Data records.
- - - -

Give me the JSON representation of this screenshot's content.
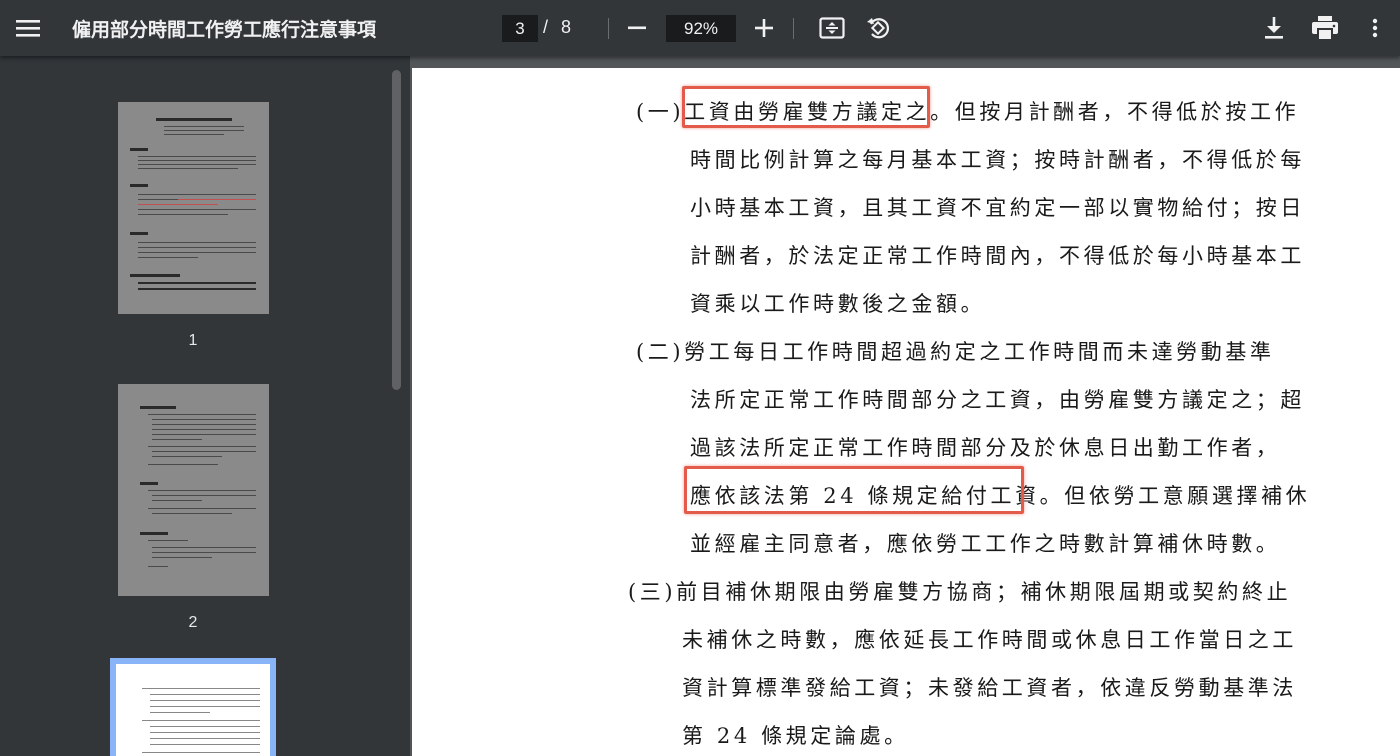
{
  "toolbar": {
    "title": "僱用部分時間工作勞工應行注意事項",
    "current_page": "3",
    "page_separator": "/",
    "total_pages": "8",
    "zoom": "92%",
    "icons": [
      "menu-icon",
      "minus-icon",
      "plus-icon",
      "fit-page-icon",
      "rotate-icon",
      "download-icon",
      "print-icon",
      "more-vert-icon"
    ]
  },
  "sidebar": {
    "thumbnails": [
      {
        "label": "1"
      },
      {
        "label": "2"
      }
    ],
    "selected_index": 2
  },
  "document": {
    "lines": [
      "(一)工資由勞雇雙方議定之。但按月計酬者，不得低於按工作",
      "時間比例計算之每月基本工資；按時計酬者，不得低於每",
      "小時基本工資，且其工資不宜約定一部以實物給付；按日",
      "計酬者，於法定正常工作時間內，不得低於每小時基本工",
      "資乘以工作時數後之金額。",
      "(二)勞工每日工作時間超過約定之工作時間而未達勞動基準",
      "法所定正常工作時間部分之工資，由勞雇雙方議定之；超",
      "過該法所定正常工作時間部分及於休息日出勤工作者，",
      "應依該法第 24 條規定給付工資。但依勞工意願選擇補休",
      "並經雇主同意者，應依勞工工作之時數計算補休時數。",
      "(三)前目補休期限由勞雇雙方協商；補休期限屆期或契約終止",
      "未補休之時數，應依延長工作時間或休息日工作當日之工",
      "資計算標準發給工資；未發給工資者，依違反勞動基準法",
      "第 24 條規定論處。"
    ]
  }
}
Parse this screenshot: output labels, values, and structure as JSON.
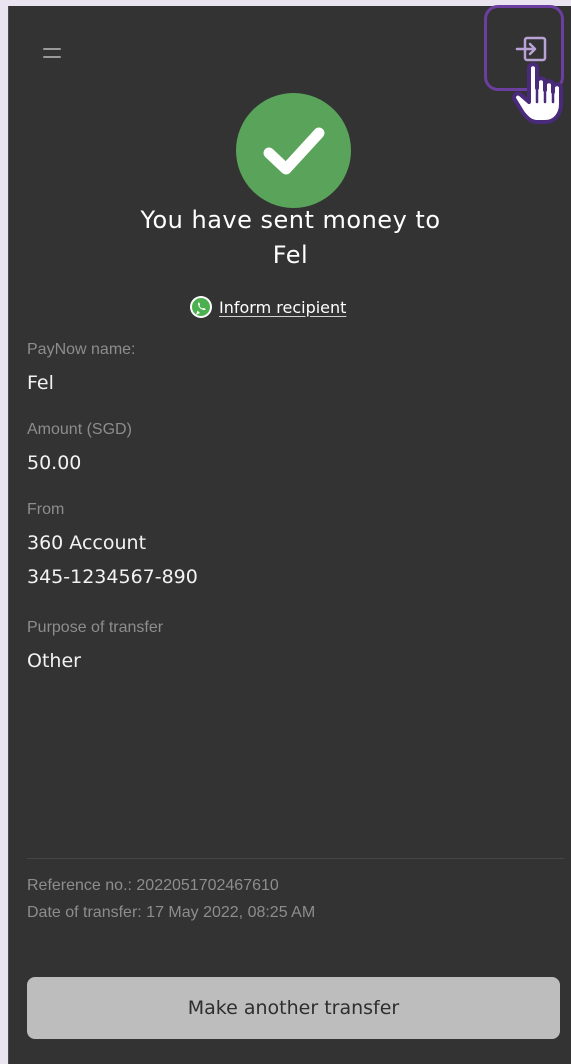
{
  "header": {
    "menu_icon": "hamburger-menu-icon",
    "exit_icon": "exit-icon"
  },
  "status": {
    "icon": "check-icon",
    "color": "#5aa35a",
    "headline_line1": "You have sent money to",
    "headline_line2": "Fel",
    "inform_label": "Inform recipient",
    "inform_icon": "whatsapp-icon"
  },
  "details": [
    {
      "label": "PayNow name:",
      "value": "Fel"
    },
    {
      "label": "Amount (SGD)",
      "value": "50.00"
    },
    {
      "label": "From",
      "value": "360 Account",
      "value2": "345-1234567-890"
    },
    {
      "label": "Purpose of transfer",
      "value": "Other"
    }
  ],
  "footer": {
    "reference": "Reference no.: 2022051702467610",
    "date": "Date of transfer: 17 May 2022, 08:25 AM"
  },
  "cta": {
    "label": "Make another transfer"
  },
  "colors": {
    "background": "#333333",
    "highlight": "#6b3fa0",
    "button": "#bdbdbd"
  }
}
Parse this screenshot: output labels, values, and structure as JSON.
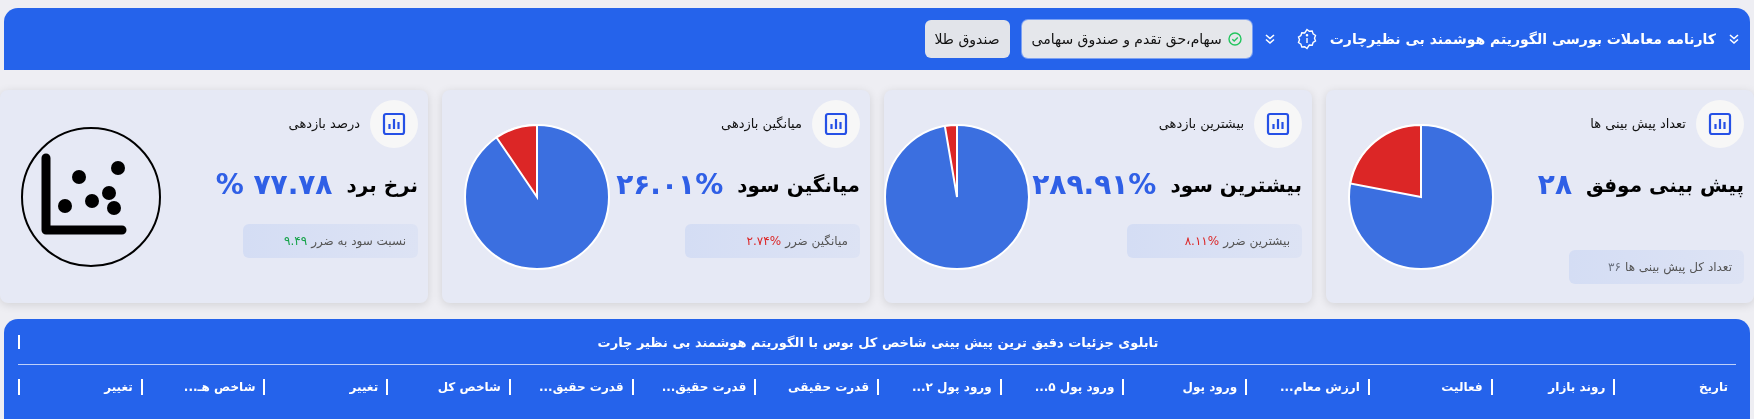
{
  "header": {
    "title": "کارنامه معاملات بورسی الگوریتم هوشمند بی نظیرچارت",
    "filters": [
      {
        "label": "سهام،حق تقدم و صندوق سهامی",
        "selected": true
      },
      {
        "label": "صندوق طلا",
        "selected": false
      }
    ]
  },
  "cards": [
    {
      "kind": "pie",
      "label": "تعداد پیش بینی ها",
      "title": "پیش بینی موفق",
      "value": "۲۸",
      "note": "تعداد کل پیش بینی ها",
      "note_value": "۳۶",
      "color": "#6b7280"
    },
    {
      "kind": "pie",
      "label": "بیشترین بازدهی",
      "title": "بیشترین سود",
      "value": "۲۸۹.۹۱%",
      "note": "بیشترین ضرر",
      "note_value": "۸.۱۱%",
      "color": "#dc2626"
    },
    {
      "kind": "pie",
      "label": "میانگین بازدهی",
      "title": "میانگین سود",
      "value": "۲۶.۰۱%",
      "note": "میانگین ضرر",
      "note_value": "۲.۷۴%",
      "color": "#dc2626"
    },
    {
      "kind": "scatter",
      "label": "درصد بازدهی",
      "title": "نرخ برد",
      "value": "۷۷.۷۸ %",
      "note": "نسبت سود به ضرر",
      "note_value": "۹.۴۹",
      "color": "#16a34a"
    }
  ],
  "table": {
    "title": "تابلوی جزئیات دقیق ترین پیش بینی شاخص کل بوس با الگوریتم هوشمند بی نظیر چارت",
    "columns": [
      "تاریخ",
      "روند بازار",
      "فعالیت",
      "ارزش معام...",
      "ورود پول",
      "ورود پول ۵...",
      "ورود پول ۲...",
      "قدرت حقیقی",
      "قدرت حقیق...",
      "قدرت حقیق...",
      "شاخص کل",
      "تغییر",
      "شاخص هـ...",
      "تغییر"
    ]
  }
}
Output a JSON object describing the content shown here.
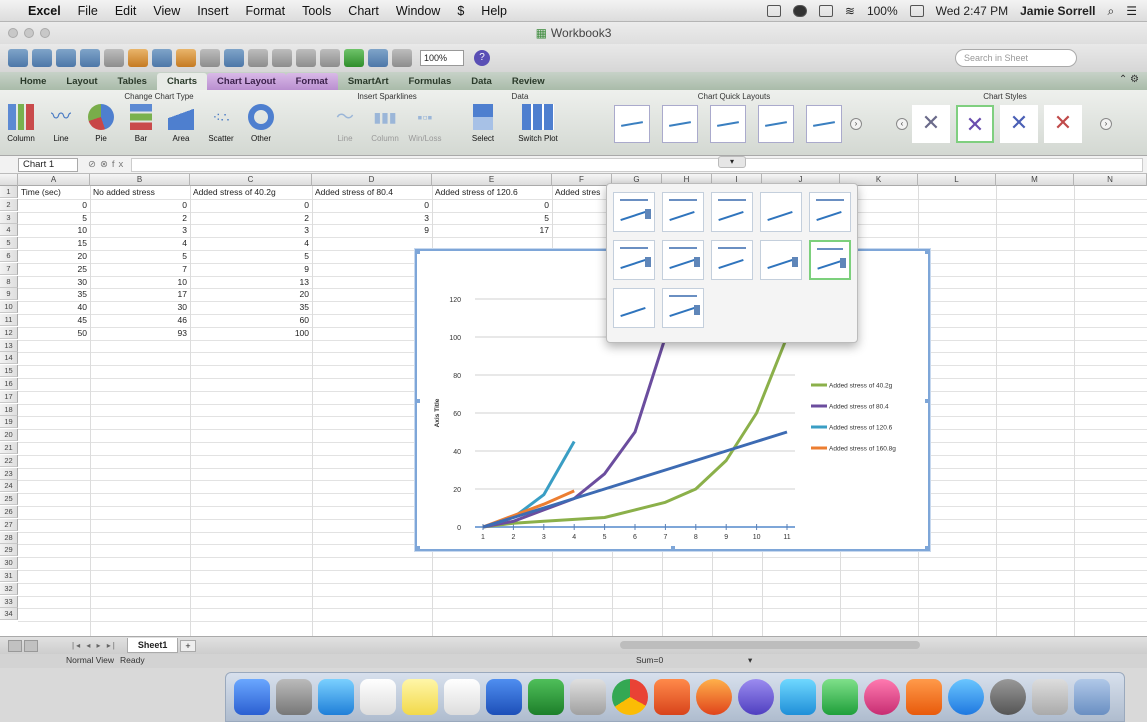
{
  "menubar": {
    "app": "Excel",
    "items": [
      "File",
      "Edit",
      "View",
      "Insert",
      "Format",
      "Tools",
      "Chart",
      "Window",
      "Help"
    ],
    "battery": "100%",
    "clock": "Wed 2:47 PM",
    "user": "Jamie Sorrell"
  },
  "window": {
    "title": "Workbook3"
  },
  "toolbar": {
    "zoom": "100%",
    "search_placeholder": "Search in Sheet"
  },
  "ribbon": {
    "tabs": [
      "Home",
      "Layout",
      "Tables",
      "Charts",
      "Chart Layout",
      "Format",
      "SmartArt",
      "Formulas",
      "Data",
      "Review"
    ],
    "groups": {
      "change_chart_type": "Change Chart Type",
      "insert_sparklines": "Insert Sparklines",
      "data": "Data",
      "quick_layouts": "Chart Quick Layouts",
      "chart_styles": "Chart Styles"
    },
    "buttons": {
      "column": "Column",
      "line": "Line",
      "pie": "Pie",
      "bar": "Bar",
      "area": "Area",
      "scatter": "Scatter",
      "other": "Other",
      "spark_line": "Line",
      "spark_column": "Column",
      "spark_winloss": "Win/Loss",
      "select": "Select",
      "switch_plot": "Switch Plot"
    }
  },
  "formula_bar": {
    "name_box": "Chart 1"
  },
  "sheet": {
    "columns": [
      "A",
      "B",
      "C",
      "D",
      "E",
      "F",
      "G",
      "H",
      "I",
      "J",
      "K",
      "L",
      "M",
      "N"
    ],
    "rows": [
      "1",
      "2",
      "3",
      "4",
      "5",
      "6",
      "7",
      "8",
      "9",
      "10",
      "11",
      "12",
      "13",
      "14",
      "15",
      "16",
      "17",
      "18",
      "19",
      "20",
      "21",
      "22",
      "23",
      "24",
      "25",
      "26",
      "27",
      "28",
      "29",
      "30",
      "31",
      "32",
      "33",
      "34"
    ],
    "headers": [
      "Time (sec)",
      "No added stress",
      "Added stress of 40.2g",
      "Added stress of 80.4",
      "Added stress of 120.6",
      "Added stres"
    ],
    "colA": [
      "0",
      "5",
      "10",
      "15",
      "20",
      "25",
      "30",
      "35",
      "40",
      "45",
      "50"
    ],
    "colB": [
      "0",
      "2",
      "3",
      "4",
      "5",
      "7",
      "10",
      "17",
      "30",
      "46",
      "93"
    ],
    "colC": [
      "0",
      "2",
      "3",
      "4",
      "5",
      "9",
      "13",
      "20",
      "35",
      "60",
      "100"
    ],
    "colD": [
      "0",
      "3",
      "9"
    ],
    "colE": [
      "0",
      "5",
      "17"
    ]
  },
  "chart_data": {
    "type": "line",
    "x": [
      "1",
      "2",
      "3",
      "4",
      "5",
      "6",
      "7",
      "8",
      "9",
      "10",
      "11"
    ],
    "ylabel": "Axis Title",
    "ylim": [
      0,
      120
    ],
    "y_ticks": [
      "0",
      "20",
      "40",
      "60",
      "80",
      "100",
      "120"
    ],
    "legend_position": "right",
    "series": [
      {
        "name": "Added stress of 40.2g",
        "color": "#8bb04a",
        "values": [
          0,
          2,
          3,
          4,
          5,
          9,
          13,
          20,
          35,
          60,
          100
        ]
      },
      {
        "name": "Added stress of 80.4",
        "color": "#6b4d9e",
        "values": [
          0,
          3,
          9,
          15,
          28,
          50,
          100,
          140
        ]
      },
      {
        "name": "Added stress of 120.6",
        "color": "#3a9ec4",
        "values": [
          0,
          5,
          17,
          45
        ]
      },
      {
        "name": "Added stress of 160.8g",
        "color": "#ec7e31",
        "values": [
          0,
          6,
          12,
          19
        ]
      },
      {
        "name": "",
        "color": "#3d6bb3",
        "values": [
          0,
          5,
          10,
          15,
          20,
          25,
          30,
          35,
          40,
          45,
          50
        ]
      }
    ]
  },
  "sheet_tab": {
    "name": "Sheet1",
    "add": "+"
  },
  "status": {
    "view": "Normal View",
    "ready": "Ready",
    "sum": "Sum=0"
  }
}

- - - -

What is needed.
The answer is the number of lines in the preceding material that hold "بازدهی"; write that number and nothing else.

Exercise answer.
3